Why Does It Rain Do You Really Know
Why Does It Rain Do You Really Know: Rain – and other forms of precipitation – occur when warm moist air cools and condensation occurs. Since warm air can hold more water than cool air, when the warmer air is cooled the moisture condenses to liquid – and it rains. Three types of rain that you get are- Frontal rain, Orographic rain and Convective rain.
Frontal rain occurs when two air masses meet. When a warm air mass meets a cold air mass, they don’t mix as they have different densities (a bit like oil and water). Instead, the warm less dense air is pushed up over the cold dense air creating the ‘front’. As a result, much like when air is forced up over mountains, the warm less dense air cools, and the water vapour condenses into water and falls as raindrops. This type of rain can happen anywhere in the UK or Capetown.
Orographic rain is rainfall produced as a result of clouds formed from the topography – or shape – of the land. Where there is high ground moist air is forced upwards producing cloud and potentially, precipitation. Mountainous areas close to prevailing westerly winds are most likely to experience this type of rainfall.

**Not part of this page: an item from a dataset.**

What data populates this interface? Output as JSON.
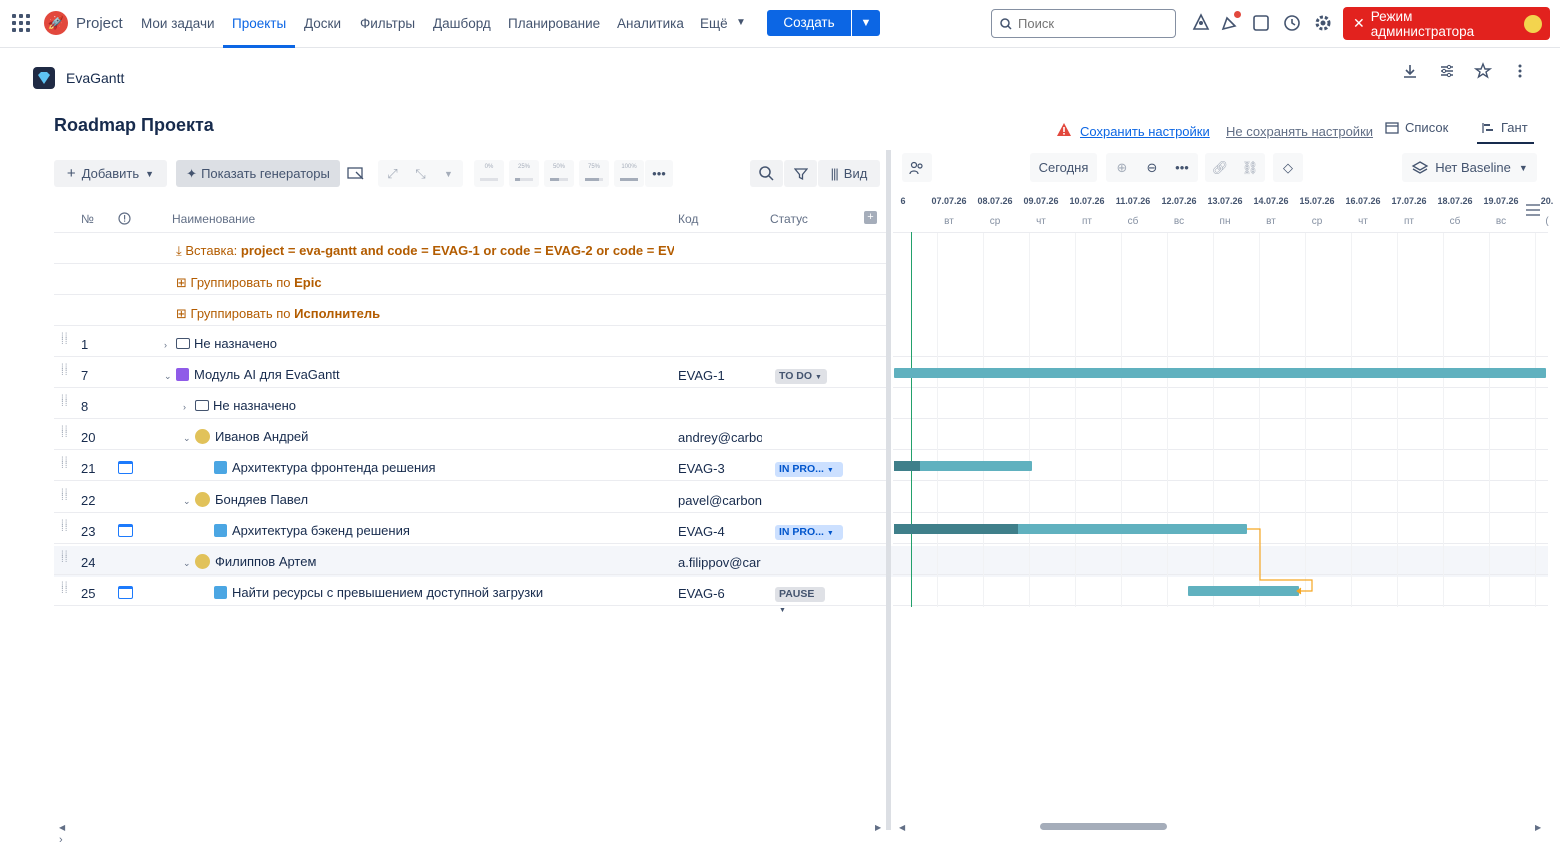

Convective rain is produced by convective cloud. Convective cloud is formed in vertical motions that result from instability of the atmosphere. One way that the atmosphere can become unstable is by heating from the sun. The ground warms up, causing moisture in the ground to evaporate and rise, and the hot ground also heats the air above it. As the water vapour rises, it cools and condenses into clouds and eventually rain.
When you heat the air from below like this, much like in a boiling kettle, you tend to get “bubbles” of rising air, known as updraughts. These are much smaller than the large-scale lifting of air that occurs at fronts and over mountain ranges. This tends to give us smaller areas of rain, with clear spells in between, commonly referred to in the UK as “sunshine and showers”.

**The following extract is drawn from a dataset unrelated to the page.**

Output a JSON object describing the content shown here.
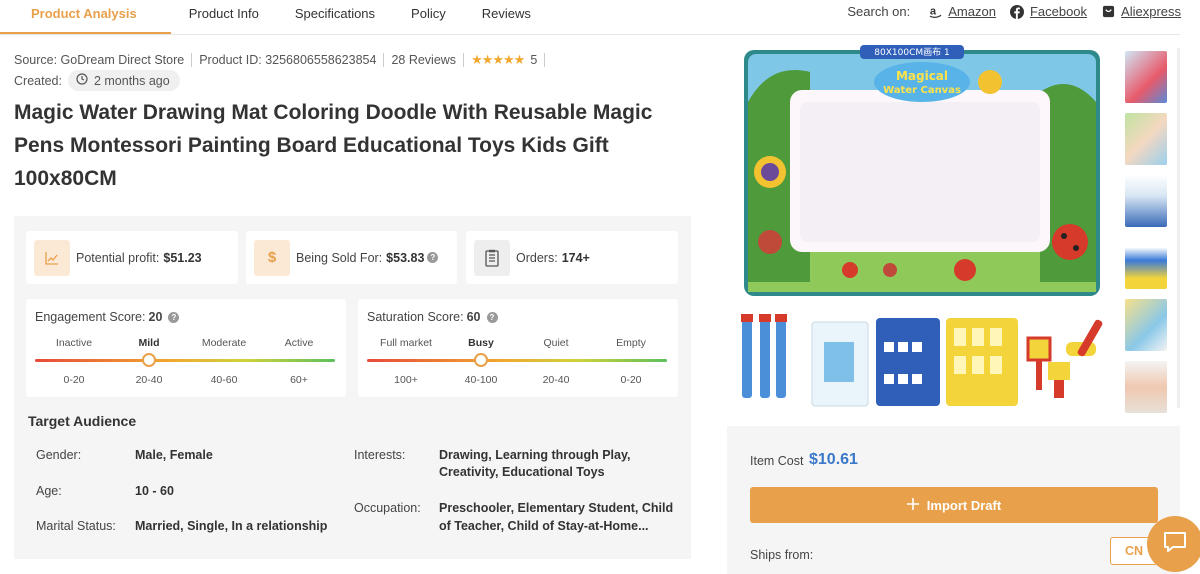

Rain is responsible for most of the fresh water on Earth and it is essential to life. It is part of the water cycle, the continuous movement of water between the Earth and the atmosphere. In the water cycle, water is evaporated and transpired into the atmosphere. There it is condensed, where it falls as rain, or in the colder months, sleet or snow. The runoff and ground water is evaporated and the cycle begins again. Earth as a whole experiences precipitation and evaporation levels that are almost exactly the same. The driest place on Earth is the Atacama Desert in Chile. Parts of this desert have not had rain in 400 years and the average rainfall in the entire desert is .004 inches per year. The wettest place in the world is Mawsynram in India. Mawsynram receives an average of 467 inches of rain every year.